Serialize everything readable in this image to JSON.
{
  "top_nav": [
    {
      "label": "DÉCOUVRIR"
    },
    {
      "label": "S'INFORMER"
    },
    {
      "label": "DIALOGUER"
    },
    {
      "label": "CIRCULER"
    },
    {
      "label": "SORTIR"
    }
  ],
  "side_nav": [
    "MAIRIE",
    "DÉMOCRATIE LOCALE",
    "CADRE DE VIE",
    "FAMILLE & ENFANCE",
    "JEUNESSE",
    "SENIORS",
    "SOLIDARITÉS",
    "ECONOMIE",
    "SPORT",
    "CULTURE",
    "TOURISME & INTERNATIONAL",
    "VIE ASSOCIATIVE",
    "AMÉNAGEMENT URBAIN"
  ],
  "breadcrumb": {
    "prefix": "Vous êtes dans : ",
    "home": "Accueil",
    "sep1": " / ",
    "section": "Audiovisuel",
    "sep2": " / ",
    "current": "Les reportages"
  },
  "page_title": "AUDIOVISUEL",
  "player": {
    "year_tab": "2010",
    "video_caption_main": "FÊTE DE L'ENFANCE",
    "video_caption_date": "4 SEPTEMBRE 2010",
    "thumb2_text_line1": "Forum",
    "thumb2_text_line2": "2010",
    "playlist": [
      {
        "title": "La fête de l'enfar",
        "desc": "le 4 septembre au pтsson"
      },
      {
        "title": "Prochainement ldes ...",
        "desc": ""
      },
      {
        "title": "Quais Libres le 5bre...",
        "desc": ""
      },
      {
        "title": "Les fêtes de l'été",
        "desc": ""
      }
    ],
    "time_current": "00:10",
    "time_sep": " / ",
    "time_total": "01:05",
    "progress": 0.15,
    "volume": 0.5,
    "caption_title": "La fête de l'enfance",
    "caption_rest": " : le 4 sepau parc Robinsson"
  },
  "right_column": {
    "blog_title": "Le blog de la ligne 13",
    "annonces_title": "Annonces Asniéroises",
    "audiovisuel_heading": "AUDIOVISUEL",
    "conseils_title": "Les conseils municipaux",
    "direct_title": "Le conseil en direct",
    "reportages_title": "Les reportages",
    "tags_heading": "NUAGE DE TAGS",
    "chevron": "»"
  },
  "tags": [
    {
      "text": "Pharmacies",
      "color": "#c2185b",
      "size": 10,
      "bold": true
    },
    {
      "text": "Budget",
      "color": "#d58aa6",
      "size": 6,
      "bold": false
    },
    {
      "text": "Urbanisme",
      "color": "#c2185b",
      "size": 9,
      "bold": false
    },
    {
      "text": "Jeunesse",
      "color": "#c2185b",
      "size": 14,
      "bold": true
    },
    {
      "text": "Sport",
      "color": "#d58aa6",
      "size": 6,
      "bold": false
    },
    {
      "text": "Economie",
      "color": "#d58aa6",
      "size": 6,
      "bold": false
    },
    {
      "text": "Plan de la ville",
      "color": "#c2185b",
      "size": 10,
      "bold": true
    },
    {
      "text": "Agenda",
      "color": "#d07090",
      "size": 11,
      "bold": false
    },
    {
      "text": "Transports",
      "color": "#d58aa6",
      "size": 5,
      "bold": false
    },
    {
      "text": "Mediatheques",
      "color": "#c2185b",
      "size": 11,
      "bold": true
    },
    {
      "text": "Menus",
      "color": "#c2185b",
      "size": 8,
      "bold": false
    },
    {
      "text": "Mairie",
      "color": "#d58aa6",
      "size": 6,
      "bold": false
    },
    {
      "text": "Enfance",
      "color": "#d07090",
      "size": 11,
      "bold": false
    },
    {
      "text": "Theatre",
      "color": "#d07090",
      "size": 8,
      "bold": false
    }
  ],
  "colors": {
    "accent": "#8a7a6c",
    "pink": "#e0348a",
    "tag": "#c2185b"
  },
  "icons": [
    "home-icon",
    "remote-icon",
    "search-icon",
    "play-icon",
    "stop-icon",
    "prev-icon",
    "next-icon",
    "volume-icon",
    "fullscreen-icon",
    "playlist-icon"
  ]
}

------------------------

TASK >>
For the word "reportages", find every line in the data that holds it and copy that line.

EXERCISE RESULT >>
    "current": "Les reportages"
    "reportages_title": "Les reportages",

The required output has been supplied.